A MAY FISHING OUTLOOK FROM REED RYAN
Spring has arrived in the Rockies and with it all the anticipation of the bugs to come. April greeted us with above average temperatures and while we received some snow, most of our low elevation snowpack has melted, thrusting us into an early spring. The baetis hatches of early spring were very fun, albeit short lived. The bug factory has moved onto caddis production, certainly bolstered by the recent warm weather. Lower river valleys have been getting stained with runoff, so our fishing efforts have largely focused on upstream locales to take advantage of clarity and hatches.
This time of year, the suspense regarding the salmonfly hatch is always palpable. Water temps on the Upper Colorado hit 54 degrees last week before the air temps cooled slightly, so the nymphs have definitively been on the move, putting the big bugs on the menu for the foreseeable future. With our snowpack sitting at 85% of average, we expect these guys to arrive 1-2 weeks early this year, which means their emergence is right around the corner! Flows on the Colorado have stabilized, so we hope to have decent conditions for this years hatch. NOAA is forecasting "normal" temperatures and precipitation for the remainder of May, which makes me very optimistic about our product throughout runoff. We have a few new salmonfly patterns this year, including my Rogue Chubby. It's been hot with the guides so far, so get them while they're in stock!
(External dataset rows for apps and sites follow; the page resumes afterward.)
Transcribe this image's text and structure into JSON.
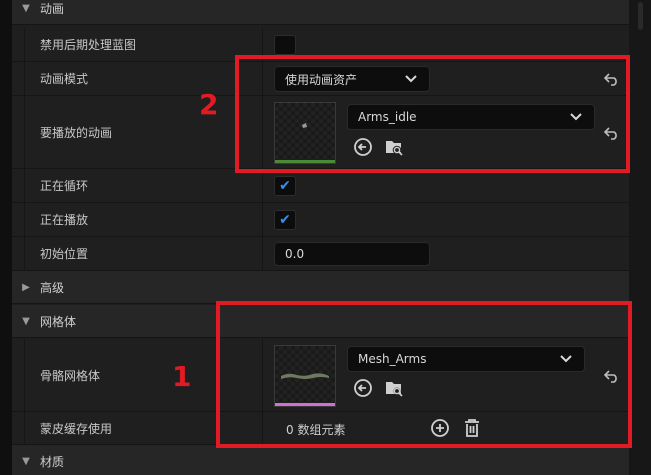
{
  "categories": {
    "animation": "动画",
    "advanced": "高级",
    "mesh": "网格体",
    "materials": "材质"
  },
  "rows": {
    "disable_post_process": {
      "label": "禁用后期处理蓝图",
      "checked": false
    },
    "animation_mode": {
      "label": "动画模式",
      "value": "使用动画资产"
    },
    "anim_to_play": {
      "label": "要播放的动画",
      "value": "Arms_idle"
    },
    "looping": {
      "label": "正在循环",
      "checked": true
    },
    "playing": {
      "label": "正在播放",
      "checked": true
    },
    "initial_position": {
      "label": "初始位置",
      "value": "0.0"
    },
    "skeletal_mesh": {
      "label": "骨骼网格体",
      "value": "Mesh_Arms"
    },
    "skin_cache_usage": {
      "label": "蒙皮缓存使用",
      "value": "0 数组元素"
    }
  },
  "annotations": {
    "box1_number": "1",
    "box2_number": "2"
  },
  "glyphs": {
    "check": "✔",
    "collapsed": "▶",
    "expanded": "▼"
  },
  "colors": {
    "annotation_red": "#e01b24",
    "check_blue": "#3b8fe6",
    "anim_thumb_bar": "#4a8a3a",
    "mesh_thumb_bar": "#d070d0"
  }
}
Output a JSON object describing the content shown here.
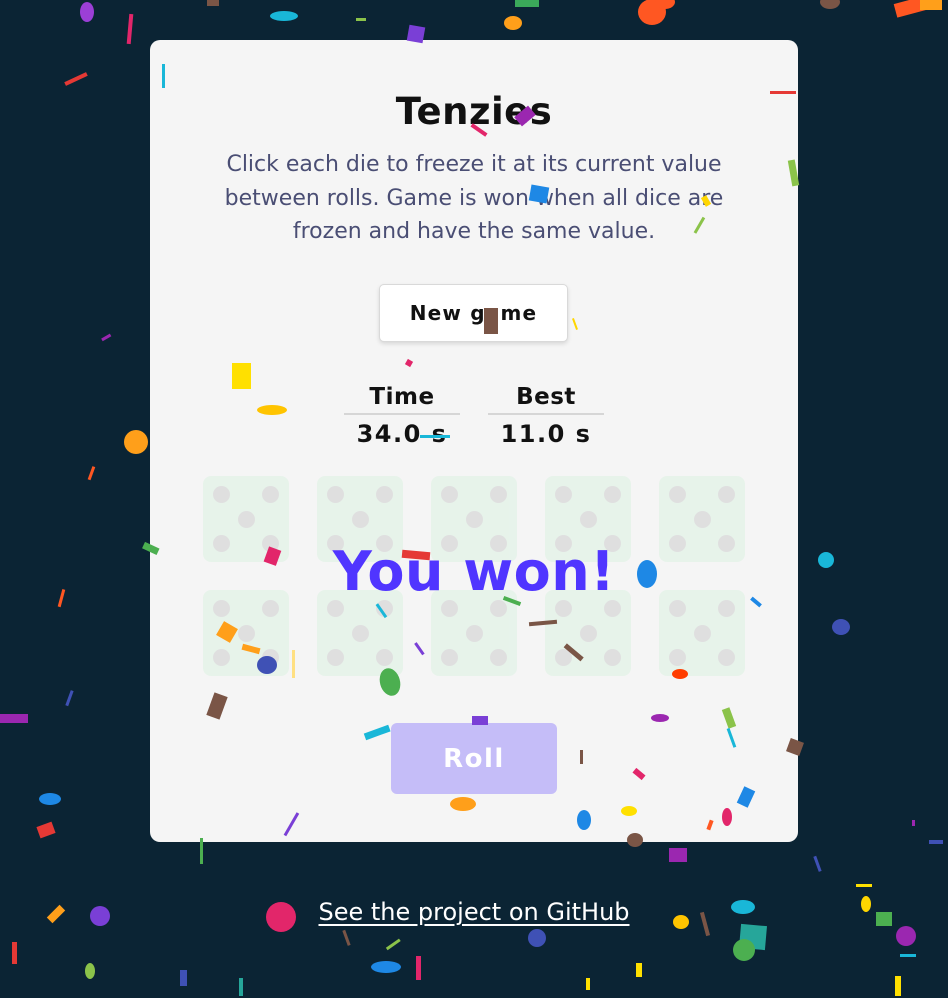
{
  "game": {
    "title": "Tenzies",
    "instructions": "Click each die to freeze it at its current value between rolls. Game is won when all dice are frozen and have the same value.",
    "new_game_label": "New game",
    "stats": {
      "time_label": "Time",
      "time_value": "34.0 s",
      "best_label": "Best",
      "best_value": "11.0 s"
    },
    "dice": [
      5,
      5,
      5,
      5,
      5,
      5,
      5,
      5,
      5,
      5
    ],
    "dice_all_frozen": true,
    "won_message": "You won!",
    "roll_label": "Roll",
    "roll_enabled": false
  },
  "footer": {
    "github_link": "See the project on GitHub"
  },
  "colors": {
    "background": "#0b2434",
    "card": "#f5f5f5",
    "accent": "#5035ff",
    "die_frozen": "#e4f3e8",
    "roll_disabled": "#c5bdf8"
  }
}
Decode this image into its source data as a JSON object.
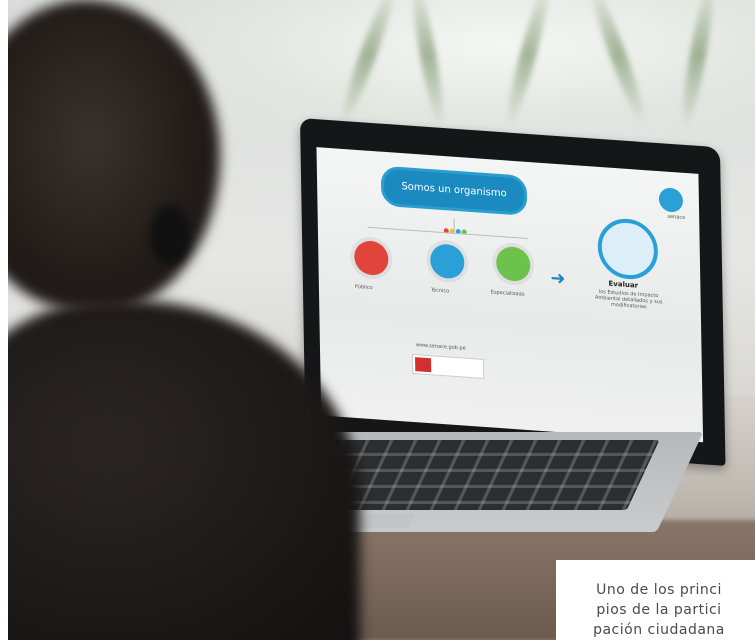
{
  "photo": {
    "subject": "person-with-headphones-watching-laptop",
    "screen": {
      "pill_text": "Somos un organismo",
      "evaluate_title": "Evaluar",
      "evaluate_body": "los Estudios de Impacto Ambiental detallados y sus modificatorias",
      "items": [
        "Público",
        "Técnico",
        "Especializado"
      ],
      "url": "www.senace.gob.pe",
      "logo_label": "senace"
    }
  },
  "caption": {
    "line1": "Uno de los princi",
    "line2": "pios de la partici",
    "line3": "pación ciudadana"
  },
  "colors": {
    "accent_blue": "#1a8ac0",
    "red": "#e0443a",
    "green": "#6cc24a",
    "text": "#4a4a4a"
  }
}
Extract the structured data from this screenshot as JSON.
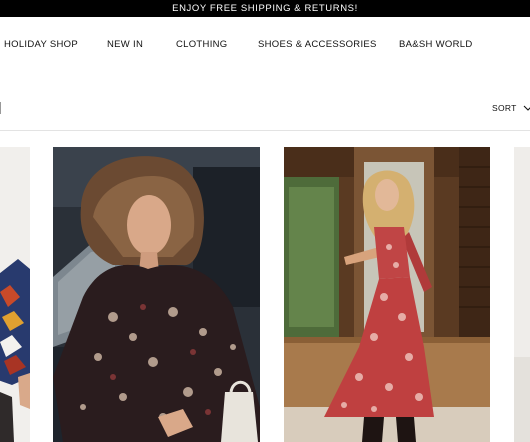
{
  "promo": {
    "text": "ENJOY FREE SHIPPING & RETURNS!"
  },
  "nav": {
    "items": [
      {
        "label": "HOLIDAY SHOP"
      },
      {
        "label": "NEW IN"
      },
      {
        "label": "CLOTHING"
      },
      {
        "label": "SHOES & ACCESSORIES"
      },
      {
        "label": "BA&SH WORLD"
      }
    ]
  },
  "toolbar": {
    "sort_label": "SORT"
  },
  "products": [
    {
      "image": "model-in-patterned-top-partial"
    },
    {
      "image": "model-in-floral-print-blouse-in-car"
    },
    {
      "image": "model-in-red-print-dress-by-window"
    },
    {
      "image": "product-image-partial"
    }
  ],
  "colors": {
    "promo_bg": "#000000",
    "promo_text": "#ffffff",
    "text": "#111111",
    "divider": "#e3e3e3"
  }
}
Predator fishing on local still-waters has been very consistent since ice-off in mid April and will only continue to heat up through early June as water temperatures and levels increase and bring lake trout, pike, and big resident rainbows and browns near to the surface. My personal favorite is the Callibaetis on Hidden Valley Trophy Pond.